The post, the article, and the comments are all well worth a read.

I just finished John Pomfret’s recently published book, Chinese Lessons: Five Classmates and the Story of a New China.  Though it is going to sound like a newspaper movie ad, I cannot resist quoting the tag lines from the five people who reviewed this book (so far) for Amazon, all of whom gave it five stars:

  1. “Masterful account of modern China”
  2. “Superb”
  3. “A book you can’t put down”
  4. “An exceptional book, exceptionally written”
  5. “Extraordinary”
  6. “I laughed, I cried”

Okay, so I made up the last one.

The book beautifully (and usually depressingly) describes how China’s past so heavily influences its present.  I felt I knew everyone in the book because they were composites of the real life Chinese with whom I deal in my work.  It was a joy to read and it increased my understanding of China.

For those interested in learning more about Chinese Lessons, I recommend the following:

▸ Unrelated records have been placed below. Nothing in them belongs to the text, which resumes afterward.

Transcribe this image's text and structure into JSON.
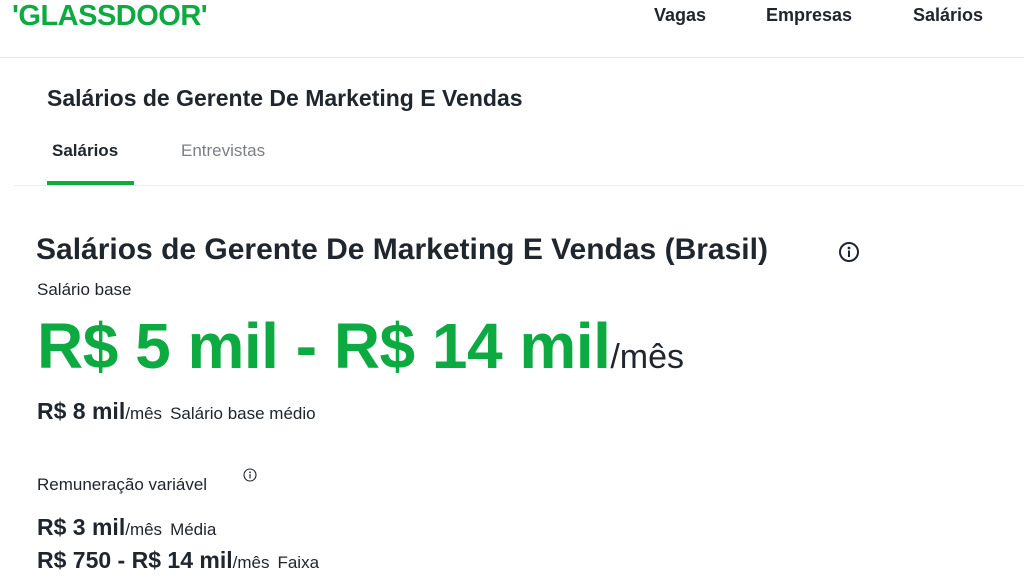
{
  "brand": {
    "logo_text": "'GLASSDOOR'",
    "color": "#0caa41"
  },
  "nav": {
    "items": [
      {
        "label": "Vagas"
      },
      {
        "label": "Empresas"
      },
      {
        "label": "Salários"
      }
    ]
  },
  "header": {
    "title": "Salários de Gerente De Marketing E Vendas"
  },
  "tabs": [
    {
      "label": "Salários",
      "active": true
    },
    {
      "label": "Entrevistas",
      "active": false
    }
  ],
  "salary": {
    "section_title": "Salários de Gerente De Marketing E Vendas (Brasil)",
    "info_icon": "info-icon",
    "base_label": "Salário base",
    "range": "R$ 5 mil - R$ 14 mil",
    "range_unit": "/mês",
    "average_amount": "R$ 8 mil",
    "average_unit": "/mês",
    "average_label": "Salário base médio"
  },
  "variable": {
    "label": "Remuneração variável",
    "info_icon": "info-icon",
    "average_amount": "R$ 3 mil",
    "average_unit": "/mês",
    "average_label": "Média",
    "range_amount": "R$ 750 - R$ 14 mil",
    "range_unit": "/mês",
    "range_label": "Faixa"
  },
  "colors": {
    "accent": "#0caa41",
    "text": "#20262e",
    "muted": "#7b7f84"
  }
}
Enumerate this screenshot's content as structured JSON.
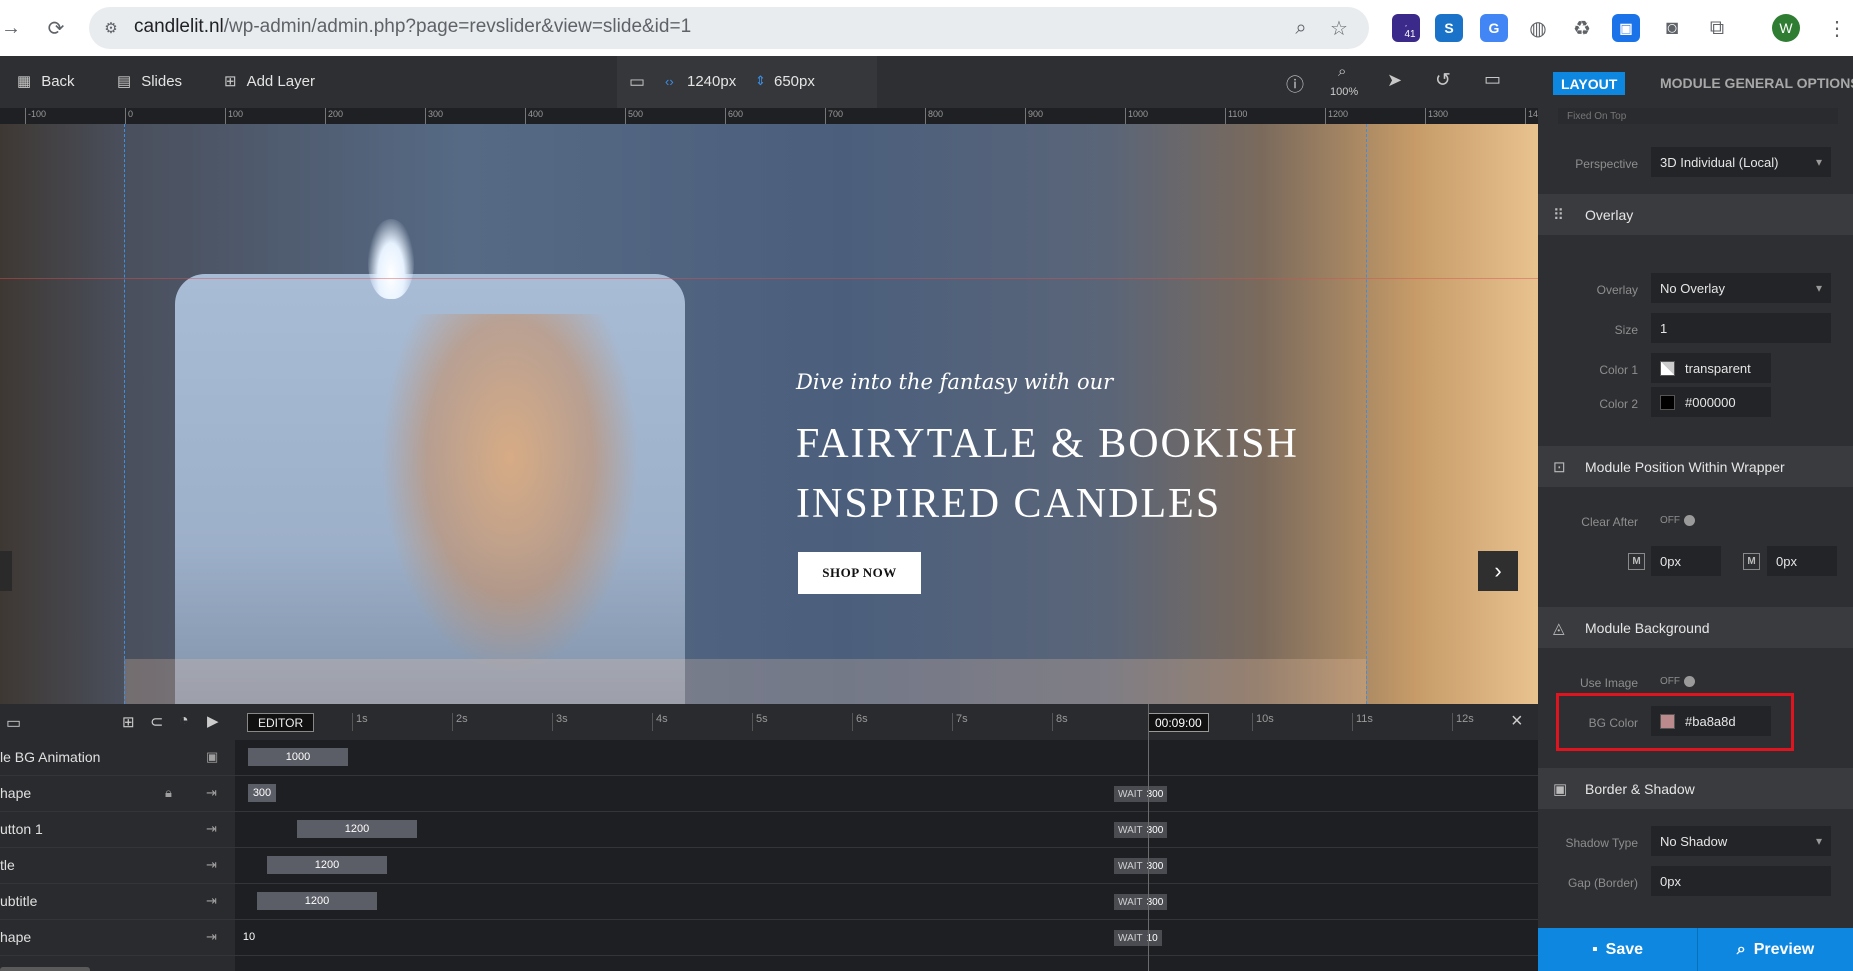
{
  "browser": {
    "url_host": "candlelit.nl",
    "url_path": "/wp-admin/admin.php?page=revslider&view=slide&id=1",
    "notification_count": "41",
    "avatar_letter": "W"
  },
  "toolbar": {
    "back_label": "Back",
    "slides_label": "Slides",
    "add_layer_label": "Add Layer",
    "width_value": "1240px",
    "height_value": "650px",
    "zoom_label": "100%"
  },
  "ruler": {
    "ticks": [
      "-100",
      "0",
      "100",
      "200",
      "300",
      "400",
      "500",
      "600",
      "700",
      "800",
      "900",
      "1000",
      "1100",
      "1200",
      "1300",
      "14"
    ]
  },
  "slide": {
    "subtitle": "Dive into the fantasy with our",
    "title_line1": "FAIRYTALE & BOOKISH",
    "title_line2": "INSPIRED CANDLES",
    "button_label": "SHOP NOW"
  },
  "timeline": {
    "editor_label": "EDITOR",
    "current_time": "00:09:00",
    "time_ticks": [
      "1s",
      "2s",
      "3s",
      "4s",
      "5s",
      "6s",
      "7s",
      "8s",
      "9s",
      "10s",
      "11s",
      "12s"
    ],
    "wait_label": "WAIT",
    "rows": [
      {
        "name": "le BG Animation",
        "start_value": "1000",
        "wait_value": ""
      },
      {
        "name": "hape",
        "start_value": "300",
        "wait_value": "300"
      },
      {
        "name": "utton 1",
        "start_value": "1200",
        "wait_value": "300"
      },
      {
        "name": "tle",
        "start_value": "1200",
        "wait_value": "300"
      },
      {
        "name": "ubtitle",
        "start_value": "1200",
        "wait_value": "300"
      },
      {
        "name": "hape",
        "start_value": "10",
        "wait_value": "10"
      }
    ]
  },
  "panel": {
    "tab_layout": "LAYOUT",
    "tab_general": "MODULE GENERAL OPTIONS",
    "partial_row": "Fixed On Top",
    "perspective_label": "Perspective",
    "perspective_value": "3D Individual (Local)",
    "overlay_section": "Overlay",
    "overlay_label": "Overlay",
    "overlay_value": "No Overlay",
    "size_label": "Size",
    "size_value": "1",
    "color1_label": "Color 1",
    "color1_value": "transparent",
    "color2_label": "Color 2",
    "color2_value": "#000000",
    "position_section": "Module Position Within Wrapper",
    "clear_after_label": "Clear After",
    "toggle_off": "OFF",
    "margin_tag": "M",
    "margin_top_value": "0px",
    "margin_bottom_value": "0px",
    "background_section": "Module Background",
    "use_image_label": "Use Image",
    "bg_color_label": "BG Color",
    "bg_color_value": "#ba8a8d",
    "border_section": "Border & Shadow",
    "shadow_type_label": "Shadow Type",
    "shadow_type_value": "No Shadow",
    "gap_label": "Gap (Border)",
    "gap_value": "0px",
    "save_label": "Save",
    "preview_label": "Preview"
  },
  "colors": {
    "accent": "#0e87e0",
    "bg_color_swatch": "#ba8a8d",
    "highlight": "#e0141e"
  }
}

1.   Karl Taro Greenfeld in the Washington Post

2.   The Peking Duck

3.   Danwei (contains an interesting interview with the author)

5.   Amelia Newcomb in the Christian Science Monitor

6.   Orville Schell in the New York Times

Read it.